> [Task]
Only the lines with the string "name" are needed; return each of them from the entries below.

> [Input data]
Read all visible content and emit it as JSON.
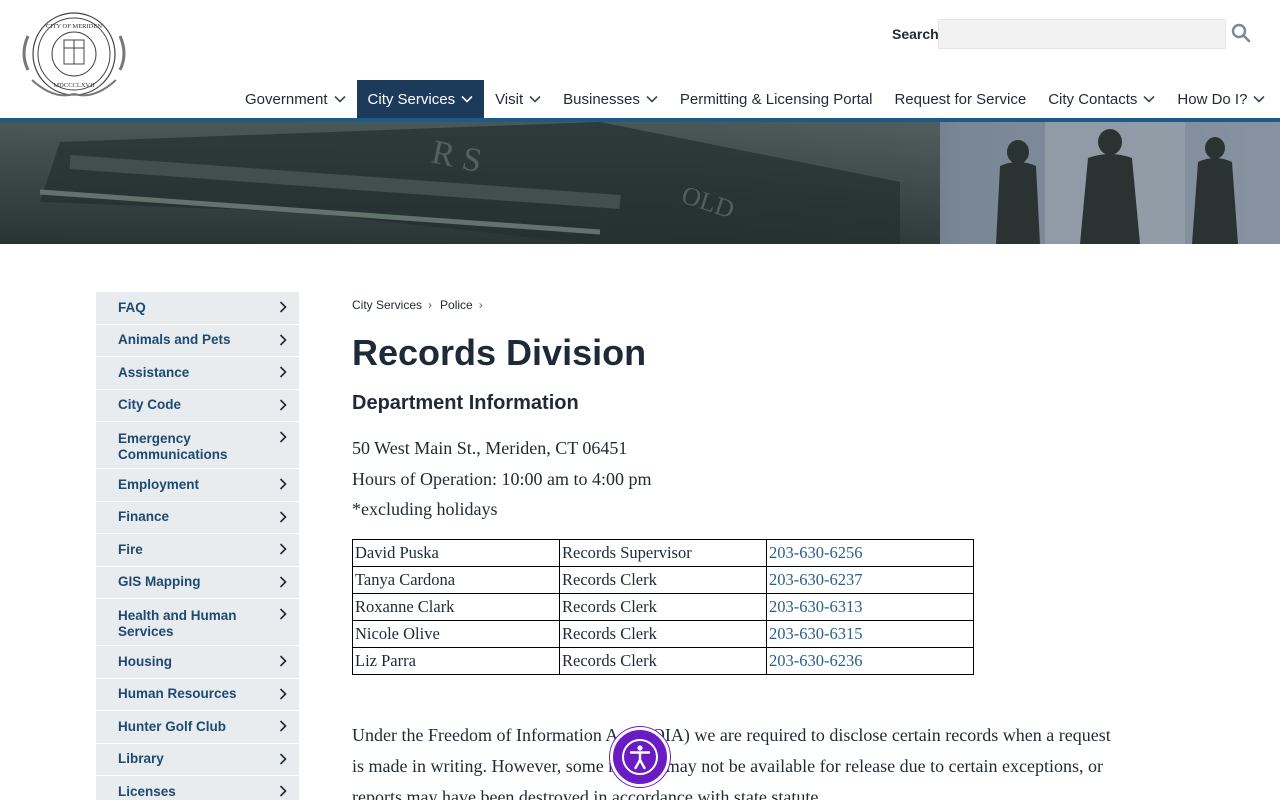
{
  "header": {
    "logo_alt": "City of Meriden seal",
    "logo_text_top": "CITY OF MERIDEN",
    "logo_text_bottom": "MDCCCLXVII",
    "search": {
      "label": "Search",
      "placeholder": "",
      "value": ""
    }
  },
  "nav": {
    "items": [
      {
        "label": "Government",
        "has_dropdown": true,
        "active": false
      },
      {
        "label": "City Services",
        "has_dropdown": true,
        "active": true
      },
      {
        "label": "Visit",
        "has_dropdown": true,
        "active": false
      },
      {
        "label": "Businesses",
        "has_dropdown": true,
        "active": false
      },
      {
        "label": "Permitting & Licensing Portal",
        "has_dropdown": false,
        "active": false
      },
      {
        "label": "Request for Service",
        "has_dropdown": false,
        "active": false
      },
      {
        "label": "City Contacts",
        "has_dropdown": true,
        "active": false
      },
      {
        "label": "How Do I?",
        "has_dropdown": true,
        "active": false
      }
    ]
  },
  "sidebar": {
    "items": [
      "FAQ",
      "Animals and Pets",
      "Assistance",
      "City Code",
      "Emergency Communications",
      "Employment",
      "Finance",
      "Fire",
      "GIS Mapping",
      "Health and Human Services",
      "Housing",
      "Human Resources",
      "Hunter Golf Club",
      "Library",
      "Licenses"
    ]
  },
  "breadcrumb": {
    "items": [
      "City Services",
      "Police"
    ],
    "separator": "›"
  },
  "main": {
    "title": "Records Division",
    "section_title": "Department Information",
    "address": "50 West Main St., Meriden, CT 06451",
    "hours": "Hours of Operation: 10:00 am to 4:00 pm",
    "note": "*excluding holidays",
    "staff": [
      {
        "name": "David Puska",
        "role": "Records Supervisor",
        "phone": "203-630-6256"
      },
      {
        "name": "Tanya Cardona",
        "role": "Records Clerk",
        "phone": "203-630-6237"
      },
      {
        "name": "Roxanne Clark",
        "role": "Records Clerk",
        "phone": "203-630-6313"
      },
      {
        "name": "Nicole Olive",
        "role": "Records Clerk",
        "phone": "203-630-6315"
      },
      {
        "name": "Liz Parra",
        "role": "Records Clerk",
        "phone": "203-630-6236"
      }
    ],
    "body_line_1": "Under the Freedom of Information Act (FOIA) we are required to disclose certain records when a request",
    "body_line_2": "is made in writing. However, some records may not be available for release due to certain exceptions, or",
    "body_line_3": "reports may have been destroyed in accordance with state statute."
  },
  "accessibility_button": {
    "icon": "accessibility-icon",
    "color": "#6a1bc4"
  },
  "colors": {
    "nav_active": "#1c3a5a",
    "sidebar_bg": "#e8ecee",
    "link": "#2a5f8a",
    "sidebar_link": "#1e4a72"
  }
}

> [Completed task]
        "name": "David Puska",
        "name": "Tanya Cardona",
        "name": "Roxanne Clark",
        "name": "Nicole Olive",
        "name": "Liz Parra",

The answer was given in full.